Before the rise of the Tea Party, American experienced other grassroots movements, including the Green Party, Ross Perot’s America’s Reform Party, George Wallace’s American Independent Party, Strom Thurmond’s Dixiecrat Party, and the Socialist Party of Norman Thomas. What distinguished most of these other movements and parties was that they had a specific, constructive agenda. This year, the major parties and the Tea Party Movement were about a shift in values and an admiration of the lowest common denominator.
A polarized electorate and blocs of angry voters are also not good for the Jews. Moderation, toleration, and compromise are the best environment within which Jews thrive best. To that end the Jewish Council for Public Affairs just issued a statement that seeks to encourage public leaders to engage in a more civil political discourse. “When differences spiral down into uncivil acrimony,” warns the statement, “the dignity of individuals and community is diminished, and our precious democracy is weakened.” Only civility can present hope and opportunity to solve problems. Its absence will make it “more difficult, if not impossible, to open minds, much less find common ground.”

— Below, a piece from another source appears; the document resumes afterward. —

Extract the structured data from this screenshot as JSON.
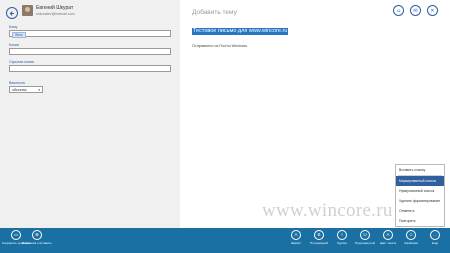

Conflict resolution and compromise are the way of American politics since the days of the Founding Fathers at the Constitutional Convention. This year it was about scoring points and winning. If the new Congress and the White House do not assume a fresh and more constructive approach in the next few months and dedicate themselves to governing, then this republic may indeed be severely challenged not only from terrorism from abroad but from political dysfunction at home.